Hey Anon, It is scary to be experiencing that type of pain but we have contacted a specialist in lung cancer and a phenomenal cardiologist on your behalf.
Heart expert Himanshu Shukla had this to say about your question...
"More than likely this is musculoskeletal discomfort but given that you have had a history of smoking I would highly recommend to repeat the cardiac testing if it has been awhile, or if the symptoms have changed, or if they are worse. Most importantly take advantage of this opportunity and try to prevent behavior for developing heart like smoking, watching your blood pressure, prevention of being overweight, increasing your activity (of course wait to be cleared by your doctor prior to engaging in an exercise program), etc. "
From Regina Regina Vidaver, Ph.D. and Executive Director of the National Lung Cancer Partnership in Madison, Wis.
"Your situation illustrates the challenges of a life without health insurance. The best possible course of action for you is to first get health insurance, whether it be through Medicaid or through your state insurance pool. If you are having any challenges accessing information on how to get such insurance, your state representatives should be able to help you.
The second, incredibly important thing for you to do is to get the help you need to quit smoking. You can call 1-800-QUITNOW to speak with a trained individual to help you formulate a plan for how and when you will quit, and provide you the support mechanisms so you can do so successfully. This is the single most important thing you can do to protect your health.
It is possible that once you quit smoking that your pain will subside or cease; one of the side-effects of smoking is narrowing of the arteries, and it is possible that the symptoms you feel are due to such narrowing. On the other hand, it is possible that your symptoms are indicative of a tumor somewhere. The best way to diagnose such a condition is with a CT scan.

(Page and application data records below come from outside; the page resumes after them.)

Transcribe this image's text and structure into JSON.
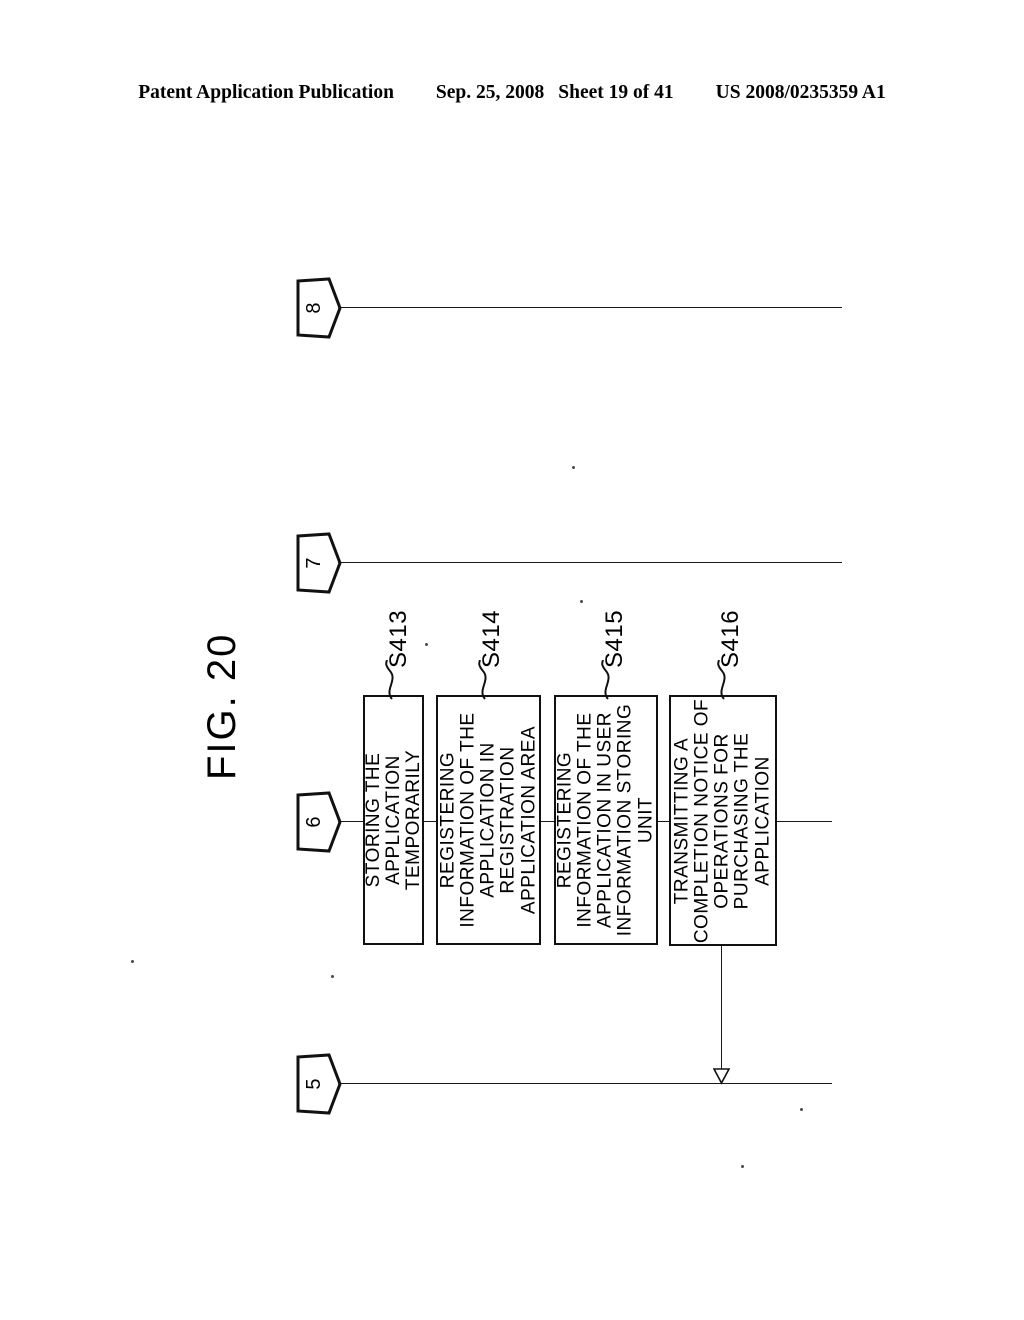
{
  "header": {
    "publication": "Patent Application Publication",
    "date": "Sep. 25, 2008",
    "sheet": "Sheet 19 of 41",
    "number": "US 2008/0235359 A1"
  },
  "figure": {
    "title": "FIG. 20",
    "connectors": [
      {
        "id": "connector-8",
        "label": "8"
      },
      {
        "id": "connector-7",
        "label": "7"
      },
      {
        "id": "connector-6",
        "label": "6"
      },
      {
        "id": "connector-5",
        "label": "5"
      }
    ],
    "steps": [
      {
        "id": "step-s413",
        "number": "S413",
        "lines": [
          "STORING THE",
          "APPLICATION",
          "TEMPORARILY"
        ]
      },
      {
        "id": "step-s414",
        "number": "S414",
        "lines": [
          "REGISTERING",
          "INFORMATION OF THE",
          "APPLICATION IN",
          "REGISTRATION",
          "APPLICATION AREA"
        ]
      },
      {
        "id": "step-s415",
        "number": "S415",
        "lines": [
          "REGISTERING",
          "INFORMATION OF THE",
          "APPLICATION IN USER",
          "INFORMATION STORING",
          "UNIT"
        ]
      },
      {
        "id": "step-s416",
        "number": "S416",
        "lines": [
          "TRANSMITTING A",
          "COMPLETION NOTICE OF",
          "OPERATIONS FOR",
          "PURCHASING THE",
          "APPLICATION"
        ]
      }
    ]
  }
}
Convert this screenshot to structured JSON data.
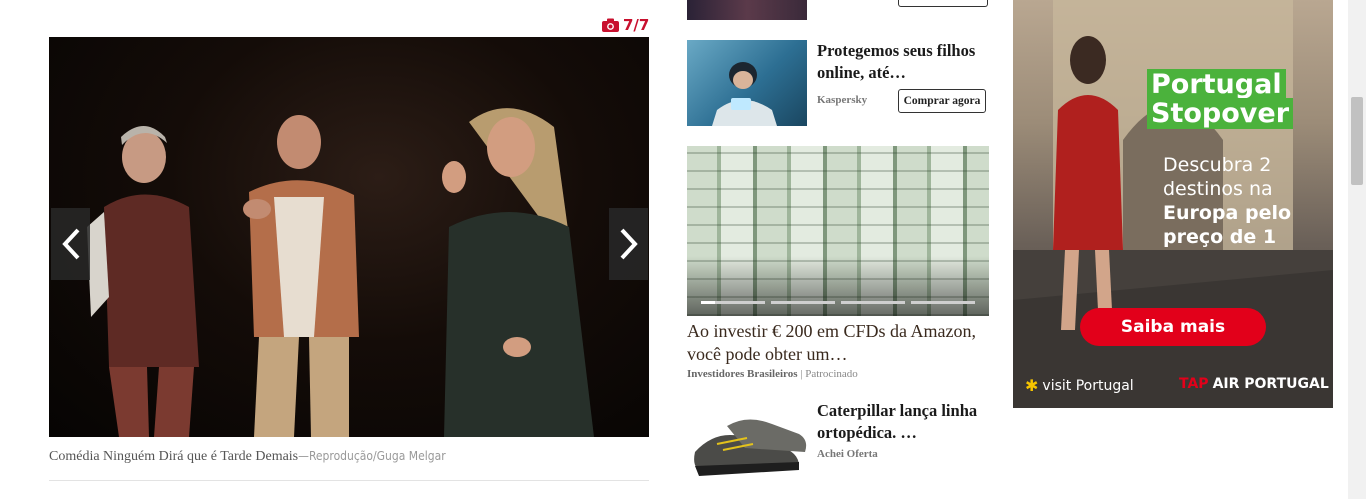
{
  "gallery": {
    "counter": "7/7",
    "caption": "Comédia Ninguém Dirá que é Tarde Demais",
    "credit": "—Reprodução/Guga Melgar",
    "prev_icon": "chevron-left-icon",
    "next_icon": "chevron-right-icon",
    "camera_icon": "camera-icon"
  },
  "sponsored": {
    "items": [
      {
        "title": "Protegemos seus filhos online, até…",
        "source": "Kaspersky",
        "button": "Comprar agora"
      },
      {
        "title": "Ao investir € 200 em CFDs da Amazon, você pode obter um…",
        "source": "Investidores Brasileiros",
        "tag": "| Patrocinado"
      },
      {
        "title": "Caterpillar lança linha ortopédica. …",
        "source": "Achei Oferta"
      }
    ]
  },
  "banner": {
    "headline_1": "Portugal",
    "headline_2": "Stopover",
    "body": [
      "Descubra 2",
      "destinos na",
      "Europa pelo",
      "preço de 1"
    ],
    "cta": "Saiba mais",
    "logo_left": "visit Portugal",
    "logo_right_prefix": "TAP",
    "logo_right": "AIR PORTUGAL",
    "colors": {
      "green": "#4bb23c",
      "red": "#e2001a"
    }
  },
  "colors": {
    "accent": "#c8102e"
  }
}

One way to get a CT scan without insurance is by participating in the following clinical trial: http://www.ielcap.org/index.htm You would have to pay out-of-pocket for the scan itself, which is usually in the range of $300, but you would be assured appropriate follow-up care."
Also from the National Lung Cancer Alliance, here are a list of symptoms.
* "a cough that won't go away
* recurring respiratory infections such as pneumonia
* chest, shoulder or back pain that won't go away
* unexplained wheezing
* shortness of breath or hoarseness
* coughing up blood
* swelling in the neck or face
* difficulty swallowing
* unexplained weight loss or loss of appetite
* increasing fatigue or weakness
* unexplained recurrent headaches
* bone pain"
Are you experiencing these?
You may also find this information on lung cancer risks helpful ...
Who is at risk?
What every woman should know about lung cancer
Does that help?January 12, 2009 - 5:14pm